After the race, we went to Limoux, France, for a few days of training (and recovering). It is really awesome here. We are staying in the middle of old town, walking distance from the main square, and just about everything else you could need. The weather was not that nice for the first few days, but it cleared up, and now we have been having some really nice weather. Anyhow, we leave Limoux tomorrow for a 3 day race called the Tour of Gironde.

 Here are some pictures from around town:
The road to where we are staying

Walking to the Main Square

Another unique street near our house

This door on the right is where we were staying

An old church near town

A river near that goes through town

The church again, and more of the town.

Thursday, May 17, 2012

Q: How long can these guys go this hard?

A: About 155 kilometers, or... 3 hours, 45 minutes. 

Today was my first race in Europe. I have been feeling a bit better, but my lungs felt pretty bad once we really got going (which, like I have already mentioned, was at approximately kilometer zero). Here is a quick run down of the race:

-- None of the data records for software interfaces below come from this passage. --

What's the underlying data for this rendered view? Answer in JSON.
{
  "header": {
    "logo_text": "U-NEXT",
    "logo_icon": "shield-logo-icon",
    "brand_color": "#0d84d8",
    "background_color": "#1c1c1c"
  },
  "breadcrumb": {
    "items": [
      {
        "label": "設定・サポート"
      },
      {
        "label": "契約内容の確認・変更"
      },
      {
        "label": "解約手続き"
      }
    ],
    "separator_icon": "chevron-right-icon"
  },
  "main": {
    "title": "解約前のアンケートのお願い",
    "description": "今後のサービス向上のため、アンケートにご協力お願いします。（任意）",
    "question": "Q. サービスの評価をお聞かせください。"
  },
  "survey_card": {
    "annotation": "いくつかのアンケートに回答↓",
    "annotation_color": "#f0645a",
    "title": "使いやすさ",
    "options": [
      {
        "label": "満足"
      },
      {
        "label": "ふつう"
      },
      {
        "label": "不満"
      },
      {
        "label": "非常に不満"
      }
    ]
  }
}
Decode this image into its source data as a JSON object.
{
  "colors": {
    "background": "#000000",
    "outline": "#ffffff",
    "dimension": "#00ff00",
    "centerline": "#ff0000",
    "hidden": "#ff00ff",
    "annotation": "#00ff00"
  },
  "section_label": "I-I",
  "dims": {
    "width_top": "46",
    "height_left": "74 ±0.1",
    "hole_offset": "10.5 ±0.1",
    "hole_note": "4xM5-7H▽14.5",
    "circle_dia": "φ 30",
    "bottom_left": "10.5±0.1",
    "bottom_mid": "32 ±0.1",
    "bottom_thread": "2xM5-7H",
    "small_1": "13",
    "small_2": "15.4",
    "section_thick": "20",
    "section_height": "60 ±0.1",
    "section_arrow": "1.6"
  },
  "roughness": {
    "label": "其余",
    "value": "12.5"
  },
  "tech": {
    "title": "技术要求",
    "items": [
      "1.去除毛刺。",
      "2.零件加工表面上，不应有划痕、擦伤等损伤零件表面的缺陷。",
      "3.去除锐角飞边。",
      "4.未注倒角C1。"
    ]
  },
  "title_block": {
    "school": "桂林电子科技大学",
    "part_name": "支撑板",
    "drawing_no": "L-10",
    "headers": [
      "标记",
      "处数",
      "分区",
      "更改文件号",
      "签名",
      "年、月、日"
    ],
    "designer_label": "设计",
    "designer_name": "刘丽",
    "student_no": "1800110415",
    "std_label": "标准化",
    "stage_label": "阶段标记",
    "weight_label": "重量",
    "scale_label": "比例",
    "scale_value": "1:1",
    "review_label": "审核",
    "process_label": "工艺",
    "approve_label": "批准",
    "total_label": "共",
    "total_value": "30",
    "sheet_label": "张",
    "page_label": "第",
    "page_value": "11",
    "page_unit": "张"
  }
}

I am supposed to get in an early break, so I am going as hard as I can to try to make that happen. Despite a few decent looking moves that I was in, nothing is going, yet. This takes us to kilometer 50 or so, which took about an hour (thats about 31 miles per hour). 
Around this time, we hit the second rated climb. It got the lowest rating, a category 3, but we went soo hard. I was sitting last wheel over the entire thing, thinking "I cant get dropped, or I wont make time cut" 
Then, the hardest part of the race. We had these really strong cross winds, so the field was completely guttered. I don't have time to explain that tonight but here is a good picture example (different race, but you get the point):
This was essentially the view that I had for an hour plus during the race. 
Then, a big break got up the road, that got a minute and a half on the group really quick. So our director says: You all need to ride the front. So I ride the front for the next 30k with my teammates, decrease the  gap by 45 seconds, and then we hit that climb again. 
And I get dropped maybe 400 meters in. I ride the next 20 km with two other guys who were riding the front with me, and then get caught by 8 or so riders just holding onto a car. I draft the car, just so that I can make time cut, but we are going so fast, it was one of the hardest times in the race. 

All in all, I was the 3rd to last finisher in the race (but maybe 5 or 10 DNF'd, and a few got time cut), and I ended the stage almost 15 minutes down. 
BUT, our director was happy with my performance, and since I am still sick (I have a wicked cough), I think that this bodes well for what is to come. 

More Later.